### To do
The records that follow are to be repeated in full, with no pictures retained.

### Exercise data

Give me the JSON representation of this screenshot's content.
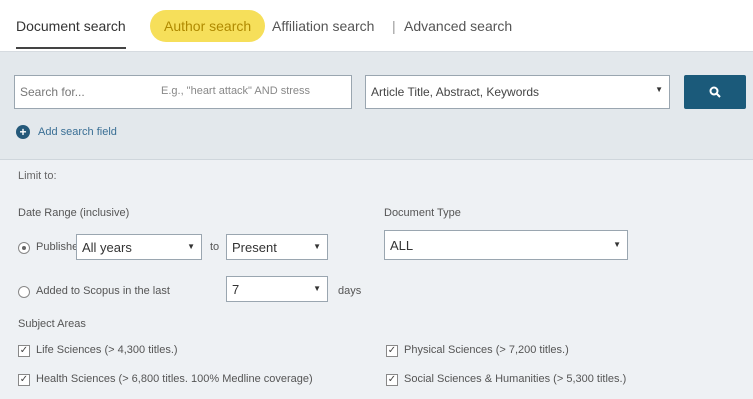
{
  "tabs": {
    "document": "Document search",
    "author": "Author search",
    "affiliation": "Affiliation search",
    "separator": "|",
    "advanced": "Advanced search"
  },
  "search": {
    "placeholder": "Search for...",
    "hint": "E.g., \"heart attack\" AND stress",
    "field": "Article Title, Abstract, Keywords",
    "button_icon": "search-icon"
  },
  "add_field": "Add search field",
  "limit_to": "Limit to:",
  "date_range": {
    "label": "Date Range (inclusive)",
    "published_label": "Published",
    "from": "All years",
    "to_label": "to",
    "to": "Present",
    "added_label": "Added to Scopus in the last",
    "added_value": "7",
    "days": "days"
  },
  "document_type": {
    "label": "Document Type",
    "value": "ALL"
  },
  "subject_areas": {
    "label": "Subject Areas",
    "items": [
      "Life Sciences (> 4,300 titles.)",
      "Physical Sciences (> 7,200 titles.)",
      "Health Sciences (> 6,800 titles. 100% Medline coverage)",
      "Social Sciences & Humanities (> 5,300 titles.)"
    ]
  },
  "colors": {
    "accent": "#1b5a7a",
    "highlight": "#f6df5a"
  }
}
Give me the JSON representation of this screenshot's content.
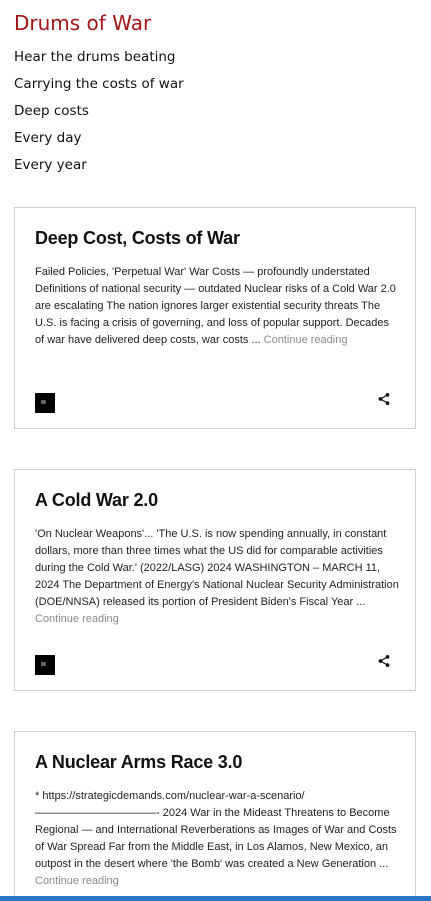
{
  "site": {
    "title": "Drums of War",
    "taglines": [
      "Hear the drums beating",
      "Carrying the costs of war",
      "Deep costs",
      "Every day",
      "Every year"
    ]
  },
  "posts": [
    {
      "title": "Deep Cost, Costs of War",
      "excerpt": "Failed Policies, 'Perpetual War'   War Costs — profoundly understated Definitions of national security — outdated Nuclear risks of a Cold War 2.0 are escalating The nation ignores larger existential security threats   The U.S. is facing a crisis of governing, and loss of popular support. Decades of war have delivered deep costs, war costs ...",
      "continue": "Continue reading"
    },
    {
      "title": "A Cold War 2.0",
      "excerpt": "    'On Nuclear Weapons'... 'The U.S. is now spending annually, in constant dollars, more than three times what the US did for comparable activities during the Cold War.' (2022/LASG)     2024 WASHINGTON – MARCH 11, 2024 The Department of Energy's National Nuclear Security Administration (DOE/NNSA) released its portion of President Biden's Fiscal Year ...",
      "continue": "Continue reading"
    },
    {
      "title": "A Nuclear Arms Race 3.0",
      "excerpt": "   * https://strategicdemands.com/nuclear-war-a-scenario/ ———————————-   2024   War in the Mideast Threatens to Become Regional — and International Reverberations as Images of War and Costs of War Spread       Far from the Middle East, in Los Alamos, New Mexico, an outpost in the desert where 'the Bomb' was created a New Generation ...",
      "continue": "Continue reading"
    }
  ],
  "colors": {
    "title": "#a31515",
    "continue": "#8a8a8a",
    "border": "#cfcfcf",
    "taskbar": "#2a76c6"
  }
}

### Problem solution
Give me the JSON representation of this screenshot's content.
{
  "tabs": {
    "document": "Document search",
    "author": "Author search",
    "affiliation": "Affiliation search",
    "separator": "|",
    "advanced": "Advanced search"
  },
  "search": {
    "placeholder": "Search for...",
    "hint": "E.g., \"heart attack\" AND stress",
    "field": "Article Title, Abstract, Keywords",
    "button_icon": "search-icon"
  },
  "add_field": "Add search field",
  "limit_to": "Limit to:",
  "date_range": {
    "label": "Date Range (inclusive)",
    "published_label": "Published",
    "from": "All years",
    "to_label": "to",
    "to": "Present",
    "added_label": "Added to Scopus in the last",
    "added_value": "7",
    "days": "days"
  },
  "document_type": {
    "label": "Document Type",
    "value": "ALL"
  },
  "subject_areas": {
    "label": "Subject Areas",
    "items": [
      "Life Sciences (> 4,300 titles.)",
      "Physical Sciences (> 7,200 titles.)",
      "Health Sciences (> 6,800 titles. 100% Medline coverage)",
      "Social Sciences & Humanities (> 5,300 titles.)"
    ]
  },
  "colors": {
    "accent": "#1b5a7a",
    "highlight": "#f6df5a"
  }
}
Give me the JSON representation of this screenshot's content.
{
  "site": {
    "title": "Drums of War",
    "taglines": [
      "Hear the drums beating",
      "Carrying the costs of war",
      "Deep costs",
      "Every day",
      "Every year"
    ]
  },
  "posts": [
    {
      "title": "Deep Cost, Costs of War",
      "excerpt": "Failed Policies, 'Perpetual War'   War Costs — profoundly understated Definitions of national security — outdated Nuclear risks of a Cold War 2.0 are escalating The nation ignores larger existential security threats   The U.S. is facing a crisis of governing, and loss of popular support. Decades of war have delivered deep costs, war costs ...",
      "continue": "Continue reading"
    },
    {
      "title": "A Cold War 2.0",
      "excerpt": "    'On Nuclear Weapons'... 'The U.S. is now spending annually, in constant dollars, more than three times what the US did for comparable activities during the Cold War.' (2022/LASG)     2024 WASHINGTON – MARCH 11, 2024 The Department of Energy's National Nuclear Security Administration (DOE/NNSA) released its portion of President Biden's Fiscal Year ...",
      "continue": "Continue reading"
    },
    {
      "title": "A Nuclear Arms Race 3.0",
      "excerpt": "   * https://strategicdemands.com/nuclear-war-a-scenario/ ———————————-   2024   War in the Mideast Threatens to Become Regional — and International Reverberations as Images of War and Costs of War Spread       Far from the Middle East, in Los Alamos, New Mexico, an outpost in the desert where 'the Bomb' was created a New Generation ...",
      "continue": "Continue reading"
    }
  ],
  "colors": {
    "title": "#a31515",
    "continue": "#8a8a8a",
    "border": "#cfcfcf",
    "taskbar": "#2a76c6"
  }
}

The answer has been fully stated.